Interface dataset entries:

= = =

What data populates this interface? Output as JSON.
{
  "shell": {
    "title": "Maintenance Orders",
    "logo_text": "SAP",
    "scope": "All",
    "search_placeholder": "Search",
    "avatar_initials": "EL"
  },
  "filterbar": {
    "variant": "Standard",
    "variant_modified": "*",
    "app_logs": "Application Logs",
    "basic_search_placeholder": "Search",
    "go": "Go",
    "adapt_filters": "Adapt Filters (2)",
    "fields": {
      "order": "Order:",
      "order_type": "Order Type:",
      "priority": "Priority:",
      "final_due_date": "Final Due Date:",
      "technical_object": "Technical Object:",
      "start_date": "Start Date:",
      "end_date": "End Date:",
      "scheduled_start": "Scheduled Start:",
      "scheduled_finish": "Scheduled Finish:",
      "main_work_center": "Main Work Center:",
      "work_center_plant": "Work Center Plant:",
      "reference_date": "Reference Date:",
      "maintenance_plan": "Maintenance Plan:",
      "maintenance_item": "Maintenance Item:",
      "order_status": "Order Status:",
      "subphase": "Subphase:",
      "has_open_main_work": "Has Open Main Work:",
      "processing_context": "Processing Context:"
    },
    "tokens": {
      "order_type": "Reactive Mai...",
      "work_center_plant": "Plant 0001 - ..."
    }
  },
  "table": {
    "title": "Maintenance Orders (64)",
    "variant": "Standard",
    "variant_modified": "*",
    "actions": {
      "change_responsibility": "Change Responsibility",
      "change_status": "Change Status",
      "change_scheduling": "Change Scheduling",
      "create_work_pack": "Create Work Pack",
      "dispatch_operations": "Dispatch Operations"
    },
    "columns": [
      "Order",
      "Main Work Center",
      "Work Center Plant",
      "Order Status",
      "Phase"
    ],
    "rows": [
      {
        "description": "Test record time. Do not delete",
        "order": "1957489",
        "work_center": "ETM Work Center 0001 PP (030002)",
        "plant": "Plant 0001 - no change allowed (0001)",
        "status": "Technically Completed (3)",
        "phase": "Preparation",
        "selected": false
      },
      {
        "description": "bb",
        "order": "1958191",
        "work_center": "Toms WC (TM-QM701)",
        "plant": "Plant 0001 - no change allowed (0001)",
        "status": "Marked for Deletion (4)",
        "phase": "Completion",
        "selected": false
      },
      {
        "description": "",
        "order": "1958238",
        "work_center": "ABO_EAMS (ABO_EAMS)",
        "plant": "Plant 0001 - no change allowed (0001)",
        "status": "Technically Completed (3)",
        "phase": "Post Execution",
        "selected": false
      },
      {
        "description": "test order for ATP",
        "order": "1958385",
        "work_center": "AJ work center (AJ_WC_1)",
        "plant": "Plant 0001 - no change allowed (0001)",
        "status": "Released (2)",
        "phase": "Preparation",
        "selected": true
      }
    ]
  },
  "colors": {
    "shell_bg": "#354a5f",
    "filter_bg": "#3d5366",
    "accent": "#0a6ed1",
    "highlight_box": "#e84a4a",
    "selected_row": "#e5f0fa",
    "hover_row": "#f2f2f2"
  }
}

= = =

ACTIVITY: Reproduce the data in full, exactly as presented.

RESPONSE BELOW:
What data populates this interface? Output as JSON.
{
  "shell": {
    "title": "Maintenance Orders",
    "logo_text": "SAP",
    "scope": "All",
    "search_placeholder": "Search",
    "avatar_initials": "EL"
  },
  "filterbar": {
    "variant": "Standard",
    "variant_modified": "*",
    "app_logs": "Application Logs",
    "basic_search_placeholder": "Search",
    "go": "Go",
    "adapt_filters": "Adapt Filters (2)",
    "fields": {
      "order": "Order:",
      "order_type": "Order Type:",
      "priority": "Priority:",
      "final_due_date": "Final Due Date:",
      "technical_object": "Technical Object:",
      "start_date": "Start Date:",
      "end_date": "End Date:",
      "scheduled_start": "Scheduled Start:",
      "scheduled_finish": "Scheduled Finish:",
      "main_work_center": "Main Work Center:",
      "work_center_plant": "Work Center Plant:",
      "reference_date": "Reference Date:",
      "maintenance_plan": "Maintenance Plan:",
      "maintenance_item": "Maintenance Item:",
      "order_status": "Order Status:",
      "subphase": "Subphase:",
      "has_open_main_work": "Has Open Main Work:",
      "processing_context": "Processing Context:"
    },
    "tokens": {
      "order_type": "Reactive Mai...",
      "work_center_plant": "Plant 0001 - ..."
    }
  },
  "table": {
    "title": "Maintenance Orders (64)",
    "variant": "Standard",
    "variant_modified": "*",
    "actions": {
      "change_responsibility": "Change Responsibility",
      "change_status": "Change Status",
      "change_scheduling": "Change Scheduling",
      "create_work_pack": "Create Work Pack",
      "dispatch_operations": "Dispatch Operations"
    },
    "columns": [
      "Order",
      "Main Work Center",
      "Work Center Plant",
      "Order Status",
      "Phase"
    ],
    "rows": [
      {
        "description": "Test record time. Do not delete",
        "order": "1957489",
        "work_center": "ETM Work Center 0001 PP (030002)",
        "plant": "Plant 0001 - no change allowed (0001)",
        "status": "Technically Completed (3)",
        "phase": "Preparation",
        "selected": false
      },
      {
        "description": "bb",
        "order": "1958191",
        "work_center": "Toms WC (TM-QM701)",
        "plant": "Plant 0001 - no change allowed (0001)",
        "status": "Marked for Deletion (4)",
        "phase": "Completion",
        "selected": false
      },
      {
        "description": "",
        "order": "1958238",
        "work_center": "ABO_EAMS (ABO_EAMS)",
        "plant": "Plant 0001 - no change allowed (0001)",
        "status": "Technically Completed (3)",
        "phase": "Post Execution",
        "selected": false
      },
      {
        "description": "test order for ATP",
        "order": "1958385",
        "work_center": "AJ work center (AJ_WC_1)",
        "plant": "Plant 0001 - no change allowed (0001)",
        "status": "Released (2)",
        "phase": "Preparation",
        "selected": true
      }
    ]
  },
  "colors": {
    "shell_bg": "#354a5f",
    "filter_bg": "#3d5366",
    "accent": "#0a6ed1",
    "highlight_box": "#e84a4a",
    "selected_row": "#e5f0fa",
    "hover_row": "#f2f2f2"
  }
}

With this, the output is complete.